Every line of the data that contains the string "드라이브" must be copied.

Records from a data collection:
+---+

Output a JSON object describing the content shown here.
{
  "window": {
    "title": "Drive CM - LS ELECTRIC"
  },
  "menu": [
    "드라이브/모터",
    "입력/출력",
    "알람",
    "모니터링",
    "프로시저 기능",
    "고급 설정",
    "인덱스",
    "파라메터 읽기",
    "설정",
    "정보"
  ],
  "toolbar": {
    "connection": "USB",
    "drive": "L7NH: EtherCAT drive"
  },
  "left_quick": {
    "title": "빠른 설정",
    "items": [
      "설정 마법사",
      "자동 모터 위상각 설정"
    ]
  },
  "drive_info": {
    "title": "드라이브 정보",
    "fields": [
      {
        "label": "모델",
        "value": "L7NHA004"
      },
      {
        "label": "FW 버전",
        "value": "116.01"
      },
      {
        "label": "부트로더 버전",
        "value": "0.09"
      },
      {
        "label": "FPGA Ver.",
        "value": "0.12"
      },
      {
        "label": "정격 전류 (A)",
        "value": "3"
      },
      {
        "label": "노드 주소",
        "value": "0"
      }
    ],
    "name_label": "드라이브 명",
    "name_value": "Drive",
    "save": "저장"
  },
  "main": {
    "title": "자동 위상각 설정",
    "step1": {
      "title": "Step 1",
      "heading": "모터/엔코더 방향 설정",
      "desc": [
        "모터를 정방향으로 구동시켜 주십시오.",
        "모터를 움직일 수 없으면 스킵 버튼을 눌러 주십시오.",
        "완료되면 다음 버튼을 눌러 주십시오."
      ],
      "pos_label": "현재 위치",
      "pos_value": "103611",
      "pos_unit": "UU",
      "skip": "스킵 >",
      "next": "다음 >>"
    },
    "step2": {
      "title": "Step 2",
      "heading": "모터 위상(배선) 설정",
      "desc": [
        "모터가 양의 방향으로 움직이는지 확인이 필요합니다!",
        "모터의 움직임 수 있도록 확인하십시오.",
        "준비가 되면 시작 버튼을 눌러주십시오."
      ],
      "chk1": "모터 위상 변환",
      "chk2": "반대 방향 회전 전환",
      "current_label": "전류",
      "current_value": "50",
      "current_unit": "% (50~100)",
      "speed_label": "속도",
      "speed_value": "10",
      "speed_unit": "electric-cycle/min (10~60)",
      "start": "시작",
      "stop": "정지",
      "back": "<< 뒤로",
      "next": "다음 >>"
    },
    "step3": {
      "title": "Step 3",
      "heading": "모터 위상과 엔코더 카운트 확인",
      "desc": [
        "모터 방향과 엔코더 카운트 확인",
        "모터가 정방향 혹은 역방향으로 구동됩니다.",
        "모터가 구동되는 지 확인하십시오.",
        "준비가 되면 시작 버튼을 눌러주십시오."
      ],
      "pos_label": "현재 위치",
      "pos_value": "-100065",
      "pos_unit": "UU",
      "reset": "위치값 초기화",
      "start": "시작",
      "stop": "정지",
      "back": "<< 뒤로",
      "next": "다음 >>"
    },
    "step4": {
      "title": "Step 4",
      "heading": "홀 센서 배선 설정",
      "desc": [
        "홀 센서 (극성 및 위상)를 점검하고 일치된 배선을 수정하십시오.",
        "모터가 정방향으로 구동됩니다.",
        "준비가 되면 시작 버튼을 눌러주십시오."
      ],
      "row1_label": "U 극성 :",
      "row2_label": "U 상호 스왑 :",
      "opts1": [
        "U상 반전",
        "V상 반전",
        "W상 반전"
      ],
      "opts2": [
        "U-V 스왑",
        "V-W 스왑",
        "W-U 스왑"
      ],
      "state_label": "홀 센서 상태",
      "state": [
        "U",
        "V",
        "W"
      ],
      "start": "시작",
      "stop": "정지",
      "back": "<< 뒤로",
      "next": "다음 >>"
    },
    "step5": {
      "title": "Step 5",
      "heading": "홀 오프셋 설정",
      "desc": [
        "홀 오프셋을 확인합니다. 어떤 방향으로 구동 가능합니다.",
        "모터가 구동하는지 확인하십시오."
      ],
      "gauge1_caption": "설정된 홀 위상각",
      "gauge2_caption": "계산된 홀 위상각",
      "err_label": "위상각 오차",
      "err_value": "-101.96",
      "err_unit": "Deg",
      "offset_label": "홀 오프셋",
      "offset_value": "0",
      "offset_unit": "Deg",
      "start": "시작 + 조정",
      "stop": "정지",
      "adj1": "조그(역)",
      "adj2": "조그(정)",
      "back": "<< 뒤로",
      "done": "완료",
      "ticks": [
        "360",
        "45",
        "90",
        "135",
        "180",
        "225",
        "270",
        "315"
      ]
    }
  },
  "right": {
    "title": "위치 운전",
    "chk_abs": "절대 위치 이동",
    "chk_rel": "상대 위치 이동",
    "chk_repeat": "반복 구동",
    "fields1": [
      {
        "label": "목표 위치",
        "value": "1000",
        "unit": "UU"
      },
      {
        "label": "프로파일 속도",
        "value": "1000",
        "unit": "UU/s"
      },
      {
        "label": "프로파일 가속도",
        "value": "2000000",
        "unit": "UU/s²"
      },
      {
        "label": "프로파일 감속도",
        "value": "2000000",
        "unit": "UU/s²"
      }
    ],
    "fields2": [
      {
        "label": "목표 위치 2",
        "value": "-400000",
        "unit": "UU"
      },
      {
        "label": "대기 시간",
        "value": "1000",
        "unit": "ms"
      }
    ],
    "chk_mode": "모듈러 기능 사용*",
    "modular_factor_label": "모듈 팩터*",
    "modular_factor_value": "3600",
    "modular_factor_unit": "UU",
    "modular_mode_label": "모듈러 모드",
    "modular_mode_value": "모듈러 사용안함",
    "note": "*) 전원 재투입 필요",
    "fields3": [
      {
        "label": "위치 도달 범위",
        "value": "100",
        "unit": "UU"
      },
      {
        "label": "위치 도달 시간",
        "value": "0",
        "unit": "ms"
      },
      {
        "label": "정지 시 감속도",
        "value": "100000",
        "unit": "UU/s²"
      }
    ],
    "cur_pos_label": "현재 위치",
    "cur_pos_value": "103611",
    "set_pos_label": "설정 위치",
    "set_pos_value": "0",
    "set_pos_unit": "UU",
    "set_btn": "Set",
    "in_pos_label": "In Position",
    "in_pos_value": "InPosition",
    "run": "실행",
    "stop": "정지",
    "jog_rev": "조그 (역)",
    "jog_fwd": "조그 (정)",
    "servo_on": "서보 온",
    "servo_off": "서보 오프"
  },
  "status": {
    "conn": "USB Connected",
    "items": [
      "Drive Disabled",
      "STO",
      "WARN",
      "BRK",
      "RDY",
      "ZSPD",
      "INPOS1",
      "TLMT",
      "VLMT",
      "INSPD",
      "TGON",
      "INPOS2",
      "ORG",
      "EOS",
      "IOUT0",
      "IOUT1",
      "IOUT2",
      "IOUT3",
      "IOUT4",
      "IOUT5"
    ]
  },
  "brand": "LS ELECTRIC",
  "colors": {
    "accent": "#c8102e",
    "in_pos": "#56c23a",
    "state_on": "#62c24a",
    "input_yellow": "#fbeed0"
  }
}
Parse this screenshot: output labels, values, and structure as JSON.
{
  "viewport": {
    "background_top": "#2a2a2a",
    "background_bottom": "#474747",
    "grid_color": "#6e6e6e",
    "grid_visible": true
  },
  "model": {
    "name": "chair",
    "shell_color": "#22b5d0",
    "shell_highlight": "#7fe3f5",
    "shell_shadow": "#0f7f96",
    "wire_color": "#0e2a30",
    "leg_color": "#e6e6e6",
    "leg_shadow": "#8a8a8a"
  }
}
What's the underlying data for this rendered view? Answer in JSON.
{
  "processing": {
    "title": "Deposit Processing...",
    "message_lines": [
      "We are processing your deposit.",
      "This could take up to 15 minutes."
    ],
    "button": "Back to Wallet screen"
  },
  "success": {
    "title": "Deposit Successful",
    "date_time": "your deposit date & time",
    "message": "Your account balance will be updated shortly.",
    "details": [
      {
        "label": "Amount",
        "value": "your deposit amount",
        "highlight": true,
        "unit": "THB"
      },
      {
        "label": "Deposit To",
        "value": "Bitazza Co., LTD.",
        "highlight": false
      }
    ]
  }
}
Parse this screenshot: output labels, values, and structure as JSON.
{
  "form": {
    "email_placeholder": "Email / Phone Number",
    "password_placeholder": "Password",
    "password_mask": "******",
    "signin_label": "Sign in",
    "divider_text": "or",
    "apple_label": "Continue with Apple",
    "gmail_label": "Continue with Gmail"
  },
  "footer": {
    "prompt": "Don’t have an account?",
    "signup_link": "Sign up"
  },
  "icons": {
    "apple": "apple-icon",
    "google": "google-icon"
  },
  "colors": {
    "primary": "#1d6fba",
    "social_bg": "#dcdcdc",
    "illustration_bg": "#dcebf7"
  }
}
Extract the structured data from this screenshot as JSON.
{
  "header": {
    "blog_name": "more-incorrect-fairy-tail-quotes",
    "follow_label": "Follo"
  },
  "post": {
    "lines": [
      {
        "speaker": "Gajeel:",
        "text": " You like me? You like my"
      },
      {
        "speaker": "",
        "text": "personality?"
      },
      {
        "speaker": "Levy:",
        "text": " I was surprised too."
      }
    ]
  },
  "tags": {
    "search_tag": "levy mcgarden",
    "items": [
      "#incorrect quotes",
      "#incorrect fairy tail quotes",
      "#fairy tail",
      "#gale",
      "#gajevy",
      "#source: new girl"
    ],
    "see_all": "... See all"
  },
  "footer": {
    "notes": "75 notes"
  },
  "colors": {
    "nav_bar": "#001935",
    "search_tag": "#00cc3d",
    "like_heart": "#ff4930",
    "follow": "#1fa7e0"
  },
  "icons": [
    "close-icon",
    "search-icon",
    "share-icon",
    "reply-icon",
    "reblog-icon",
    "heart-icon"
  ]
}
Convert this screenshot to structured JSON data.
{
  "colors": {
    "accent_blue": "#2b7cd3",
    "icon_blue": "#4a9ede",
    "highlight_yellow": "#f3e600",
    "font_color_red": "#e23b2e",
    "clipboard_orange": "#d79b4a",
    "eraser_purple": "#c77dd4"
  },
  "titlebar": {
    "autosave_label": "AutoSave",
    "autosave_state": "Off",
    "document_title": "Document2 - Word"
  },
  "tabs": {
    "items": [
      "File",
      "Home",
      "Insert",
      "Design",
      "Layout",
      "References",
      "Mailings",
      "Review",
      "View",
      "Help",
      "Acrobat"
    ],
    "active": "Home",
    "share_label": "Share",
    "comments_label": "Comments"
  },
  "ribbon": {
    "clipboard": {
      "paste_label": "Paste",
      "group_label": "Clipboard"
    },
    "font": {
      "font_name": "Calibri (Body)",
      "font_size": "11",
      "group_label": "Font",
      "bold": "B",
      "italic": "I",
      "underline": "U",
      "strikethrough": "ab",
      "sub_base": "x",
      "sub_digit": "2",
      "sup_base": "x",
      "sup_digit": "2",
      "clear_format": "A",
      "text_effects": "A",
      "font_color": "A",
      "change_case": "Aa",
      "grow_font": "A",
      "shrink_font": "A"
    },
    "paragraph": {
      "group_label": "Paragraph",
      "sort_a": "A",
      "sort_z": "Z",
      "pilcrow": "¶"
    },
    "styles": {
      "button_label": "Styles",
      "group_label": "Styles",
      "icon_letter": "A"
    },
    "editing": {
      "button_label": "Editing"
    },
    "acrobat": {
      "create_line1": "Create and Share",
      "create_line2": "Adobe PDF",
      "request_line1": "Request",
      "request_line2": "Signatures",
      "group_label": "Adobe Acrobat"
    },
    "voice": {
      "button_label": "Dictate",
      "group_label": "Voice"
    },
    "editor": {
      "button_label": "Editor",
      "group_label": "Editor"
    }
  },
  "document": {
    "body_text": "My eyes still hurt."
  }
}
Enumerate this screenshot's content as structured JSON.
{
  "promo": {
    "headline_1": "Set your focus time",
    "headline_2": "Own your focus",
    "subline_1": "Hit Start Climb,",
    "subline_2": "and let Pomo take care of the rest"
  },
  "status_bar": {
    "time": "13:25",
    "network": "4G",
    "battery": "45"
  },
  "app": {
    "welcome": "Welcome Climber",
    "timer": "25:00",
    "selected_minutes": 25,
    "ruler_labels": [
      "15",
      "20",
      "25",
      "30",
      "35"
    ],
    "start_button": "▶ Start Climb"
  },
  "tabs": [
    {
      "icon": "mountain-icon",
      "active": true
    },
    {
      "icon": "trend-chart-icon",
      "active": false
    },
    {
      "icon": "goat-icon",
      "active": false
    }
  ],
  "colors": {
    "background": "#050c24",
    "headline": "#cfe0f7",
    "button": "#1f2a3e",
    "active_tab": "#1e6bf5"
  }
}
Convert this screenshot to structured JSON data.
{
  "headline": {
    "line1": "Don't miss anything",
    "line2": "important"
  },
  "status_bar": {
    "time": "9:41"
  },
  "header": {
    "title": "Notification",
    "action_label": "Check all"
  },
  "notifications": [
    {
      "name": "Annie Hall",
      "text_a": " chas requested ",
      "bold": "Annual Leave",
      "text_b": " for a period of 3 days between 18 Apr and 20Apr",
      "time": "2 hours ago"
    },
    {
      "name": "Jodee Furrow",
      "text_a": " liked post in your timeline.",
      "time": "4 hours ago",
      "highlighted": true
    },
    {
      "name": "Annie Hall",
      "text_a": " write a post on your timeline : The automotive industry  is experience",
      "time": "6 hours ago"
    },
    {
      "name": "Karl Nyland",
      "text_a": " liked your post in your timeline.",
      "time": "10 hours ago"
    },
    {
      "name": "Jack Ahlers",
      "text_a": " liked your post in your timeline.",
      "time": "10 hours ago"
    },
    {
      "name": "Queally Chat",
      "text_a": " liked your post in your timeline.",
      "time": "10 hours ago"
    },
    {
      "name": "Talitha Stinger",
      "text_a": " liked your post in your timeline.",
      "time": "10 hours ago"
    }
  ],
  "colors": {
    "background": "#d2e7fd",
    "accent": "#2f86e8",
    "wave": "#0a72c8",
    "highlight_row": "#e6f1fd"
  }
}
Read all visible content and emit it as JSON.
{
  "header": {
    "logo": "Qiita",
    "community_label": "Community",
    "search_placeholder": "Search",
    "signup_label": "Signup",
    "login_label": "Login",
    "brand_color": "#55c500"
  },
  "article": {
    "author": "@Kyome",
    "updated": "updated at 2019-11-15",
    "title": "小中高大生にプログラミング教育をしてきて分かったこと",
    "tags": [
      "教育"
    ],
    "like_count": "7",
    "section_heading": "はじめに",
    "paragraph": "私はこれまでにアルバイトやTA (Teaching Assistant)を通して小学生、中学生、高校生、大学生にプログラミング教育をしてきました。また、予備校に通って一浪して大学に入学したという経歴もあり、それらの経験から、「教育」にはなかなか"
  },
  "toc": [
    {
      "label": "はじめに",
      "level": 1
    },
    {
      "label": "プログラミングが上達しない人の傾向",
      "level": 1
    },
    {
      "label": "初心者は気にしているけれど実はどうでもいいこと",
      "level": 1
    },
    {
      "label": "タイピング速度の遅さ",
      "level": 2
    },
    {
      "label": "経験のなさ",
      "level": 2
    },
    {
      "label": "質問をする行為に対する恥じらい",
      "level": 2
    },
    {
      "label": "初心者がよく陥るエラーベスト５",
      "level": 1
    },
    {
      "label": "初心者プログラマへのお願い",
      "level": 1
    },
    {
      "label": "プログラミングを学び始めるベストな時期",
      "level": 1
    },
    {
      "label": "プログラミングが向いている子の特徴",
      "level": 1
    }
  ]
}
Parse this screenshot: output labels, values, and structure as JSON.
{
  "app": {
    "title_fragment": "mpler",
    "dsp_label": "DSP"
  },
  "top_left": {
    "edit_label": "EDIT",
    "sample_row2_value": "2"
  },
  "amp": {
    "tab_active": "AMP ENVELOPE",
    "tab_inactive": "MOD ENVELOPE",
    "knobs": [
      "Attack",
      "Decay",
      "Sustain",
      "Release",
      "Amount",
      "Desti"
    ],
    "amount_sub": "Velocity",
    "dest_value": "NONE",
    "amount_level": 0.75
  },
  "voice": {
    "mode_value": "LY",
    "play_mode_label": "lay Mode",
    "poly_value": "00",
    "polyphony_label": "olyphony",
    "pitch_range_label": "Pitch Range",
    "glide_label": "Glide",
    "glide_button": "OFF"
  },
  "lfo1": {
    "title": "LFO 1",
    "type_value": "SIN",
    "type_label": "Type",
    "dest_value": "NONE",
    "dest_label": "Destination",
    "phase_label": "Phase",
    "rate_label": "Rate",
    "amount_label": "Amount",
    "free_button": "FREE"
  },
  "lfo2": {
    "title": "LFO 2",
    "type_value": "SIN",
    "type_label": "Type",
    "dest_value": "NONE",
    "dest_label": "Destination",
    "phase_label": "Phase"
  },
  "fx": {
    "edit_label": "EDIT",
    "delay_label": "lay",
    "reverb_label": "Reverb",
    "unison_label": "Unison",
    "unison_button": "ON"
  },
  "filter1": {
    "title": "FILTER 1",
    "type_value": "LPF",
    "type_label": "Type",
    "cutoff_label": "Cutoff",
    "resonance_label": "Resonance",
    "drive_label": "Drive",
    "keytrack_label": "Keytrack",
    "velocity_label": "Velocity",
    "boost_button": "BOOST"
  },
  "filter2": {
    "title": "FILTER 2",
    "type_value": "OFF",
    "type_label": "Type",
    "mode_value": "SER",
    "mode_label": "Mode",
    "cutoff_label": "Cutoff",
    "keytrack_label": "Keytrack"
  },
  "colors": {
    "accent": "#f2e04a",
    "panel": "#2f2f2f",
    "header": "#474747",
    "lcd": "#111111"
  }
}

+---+

▶ TASK OUTPUT:
    "드라이브/모터",
    "title": "드라이브 정보",
    "name_label": "드라이브 명",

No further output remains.